“Never think that you need to protect God. Because anytime you think you need to protect God, you can be sure that you are worshipping an idol.” ― Stanley Hauerwas Two generations have passed since Bob Dylan first sang, “the times, they are a-changin’.” One would think that we all would have gotten over that change and settled in to whatever new order Dylan was prophesying. The saying that time is the only constant goes back at least to Heraclitus of Ephesus c. 535 BC – 475 BC, who said, “Everything changes and nothing stands still,” and, more famously, “You could not step twice into the same river.” Nevertheless, I think it is safe to say that change (especially technological change) is coming at us faster than ever before in history. Not only is rapid, mass communication changing what we know of the world, but immigration patterns, and jet travel are bringing us elbow-to-elbow with people and cultures that, a hundred years ago, would be considered exotic. For those of us who grew up in an Americanized Christian denomination, it may have seemed to us that Christian faith and practice was the same as it had been since the earliest times of the Church. Our parents, grandparents, and great grandparents experienced change, but certainly not as dramatic as we have in the last two generations. Here in Rochester, Minnesota, where traditional Lutheran roots are still strong, and a healthy medical industry contributes to steady population growth, we may not be experiencing the dramatic down-turn in church attendance and the “graying” of heads in the pews as quickly as other...
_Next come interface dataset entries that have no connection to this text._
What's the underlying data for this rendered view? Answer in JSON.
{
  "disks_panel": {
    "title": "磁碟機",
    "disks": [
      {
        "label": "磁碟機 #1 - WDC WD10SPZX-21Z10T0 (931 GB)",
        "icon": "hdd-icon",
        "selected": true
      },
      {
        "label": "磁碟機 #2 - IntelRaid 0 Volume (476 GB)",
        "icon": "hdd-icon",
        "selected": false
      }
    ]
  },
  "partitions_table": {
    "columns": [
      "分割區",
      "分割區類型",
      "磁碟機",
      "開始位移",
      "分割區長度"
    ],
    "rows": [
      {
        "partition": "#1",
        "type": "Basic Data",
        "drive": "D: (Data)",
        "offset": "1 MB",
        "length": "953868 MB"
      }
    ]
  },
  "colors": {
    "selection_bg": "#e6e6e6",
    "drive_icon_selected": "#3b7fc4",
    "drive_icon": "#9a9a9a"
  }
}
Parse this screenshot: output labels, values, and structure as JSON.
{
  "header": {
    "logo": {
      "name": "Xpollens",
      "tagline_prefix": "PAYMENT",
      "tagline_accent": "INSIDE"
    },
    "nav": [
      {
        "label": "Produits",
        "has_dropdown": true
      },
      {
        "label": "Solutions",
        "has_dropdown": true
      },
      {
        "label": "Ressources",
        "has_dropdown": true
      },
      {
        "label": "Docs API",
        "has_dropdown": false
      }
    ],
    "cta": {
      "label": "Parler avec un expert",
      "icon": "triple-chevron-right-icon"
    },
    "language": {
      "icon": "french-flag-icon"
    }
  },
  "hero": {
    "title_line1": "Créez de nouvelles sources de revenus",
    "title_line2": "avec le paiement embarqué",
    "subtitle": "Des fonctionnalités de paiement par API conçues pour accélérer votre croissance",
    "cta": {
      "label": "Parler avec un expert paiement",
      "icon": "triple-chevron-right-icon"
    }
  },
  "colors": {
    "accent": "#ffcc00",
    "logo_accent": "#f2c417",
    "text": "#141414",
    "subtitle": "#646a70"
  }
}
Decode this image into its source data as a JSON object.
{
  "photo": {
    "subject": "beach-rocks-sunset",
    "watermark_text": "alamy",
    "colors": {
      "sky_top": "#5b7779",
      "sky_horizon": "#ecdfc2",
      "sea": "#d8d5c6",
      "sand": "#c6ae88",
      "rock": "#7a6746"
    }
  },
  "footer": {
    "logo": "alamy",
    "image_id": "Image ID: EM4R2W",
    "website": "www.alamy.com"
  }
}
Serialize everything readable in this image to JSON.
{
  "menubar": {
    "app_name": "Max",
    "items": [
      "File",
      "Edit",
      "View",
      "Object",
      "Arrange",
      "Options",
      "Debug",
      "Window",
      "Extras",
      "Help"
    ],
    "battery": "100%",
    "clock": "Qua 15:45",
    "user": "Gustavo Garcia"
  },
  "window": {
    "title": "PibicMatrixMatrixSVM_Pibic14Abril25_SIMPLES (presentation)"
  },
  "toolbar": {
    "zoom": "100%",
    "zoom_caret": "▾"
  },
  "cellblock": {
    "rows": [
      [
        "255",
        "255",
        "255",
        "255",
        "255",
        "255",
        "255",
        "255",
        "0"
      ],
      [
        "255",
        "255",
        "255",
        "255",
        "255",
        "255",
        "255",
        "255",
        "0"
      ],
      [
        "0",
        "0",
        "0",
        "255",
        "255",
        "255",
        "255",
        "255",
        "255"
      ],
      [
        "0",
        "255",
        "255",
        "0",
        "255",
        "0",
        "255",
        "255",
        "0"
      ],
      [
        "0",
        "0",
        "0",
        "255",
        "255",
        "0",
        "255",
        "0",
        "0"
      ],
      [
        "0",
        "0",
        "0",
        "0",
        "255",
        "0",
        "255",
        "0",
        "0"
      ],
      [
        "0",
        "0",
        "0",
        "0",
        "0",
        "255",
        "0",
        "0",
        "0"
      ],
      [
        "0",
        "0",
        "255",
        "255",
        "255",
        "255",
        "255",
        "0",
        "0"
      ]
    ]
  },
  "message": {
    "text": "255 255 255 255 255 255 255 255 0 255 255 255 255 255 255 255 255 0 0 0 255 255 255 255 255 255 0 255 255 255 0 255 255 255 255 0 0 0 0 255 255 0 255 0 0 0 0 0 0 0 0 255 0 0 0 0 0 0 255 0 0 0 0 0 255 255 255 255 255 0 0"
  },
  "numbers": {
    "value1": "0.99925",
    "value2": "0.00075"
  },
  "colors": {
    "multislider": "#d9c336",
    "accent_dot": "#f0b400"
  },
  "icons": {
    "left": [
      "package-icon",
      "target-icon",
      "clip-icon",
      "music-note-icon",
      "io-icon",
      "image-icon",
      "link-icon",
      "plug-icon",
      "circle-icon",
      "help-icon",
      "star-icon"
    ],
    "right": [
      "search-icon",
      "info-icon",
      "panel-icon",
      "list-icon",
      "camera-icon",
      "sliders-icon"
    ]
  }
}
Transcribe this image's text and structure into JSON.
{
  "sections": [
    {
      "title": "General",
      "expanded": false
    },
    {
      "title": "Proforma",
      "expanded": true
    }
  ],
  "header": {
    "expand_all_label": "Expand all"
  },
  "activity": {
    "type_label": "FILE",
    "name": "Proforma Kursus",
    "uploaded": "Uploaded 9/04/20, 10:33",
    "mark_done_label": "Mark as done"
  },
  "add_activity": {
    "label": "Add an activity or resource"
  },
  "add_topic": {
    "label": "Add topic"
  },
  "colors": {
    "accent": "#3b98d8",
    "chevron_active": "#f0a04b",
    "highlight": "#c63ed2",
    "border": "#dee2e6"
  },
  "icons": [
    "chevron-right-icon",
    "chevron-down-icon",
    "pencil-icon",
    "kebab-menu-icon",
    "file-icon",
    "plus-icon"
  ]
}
From the Interim Pastor’s Desk – April 2015

True or False? Keeping peace in the congregation is the number one goal of a good church leader. Those who have the longest history in the congregation are the least likely to accept change. An effective church leader is tolerant, rather than confrontational. Groups begin to change only when they first have fully grasped the reality of how they function. A congregation’s best hope, after a disruptive event is to get back to normal as quickly as possible. A congregation’s sense of balance can be disturbed more by the reaction of members to an event, than by the event itself. Nowhere in the Bible is tranquility preferred to truth or harmony to justice. People would rather construct a coherent argument to support their viewpoint rather than to explore other points of view. Good leaders should settle emotional matters between members instead of helping to design a new outcome. Most congregations regain their losses within two years. Some church problems respond to a quick fix, others require long-term systemic change. I’m not going to answer these questions for you here. They are based on, or quoted from, a book that we are all challenged to read: Congregational Leadership in Anxious Times, by Peter L. Steinke. You can order a book through me, or get one for yourself by ordering the paperback or electronic version from any major book seller: Amazon; Barnes & Noble; Google Play; or iTunes. Our Good Shepherd transition team will begin its work shortly after Easter, and will share its work broadly with the congregation. Questions of leadership will be a large part of their work. I...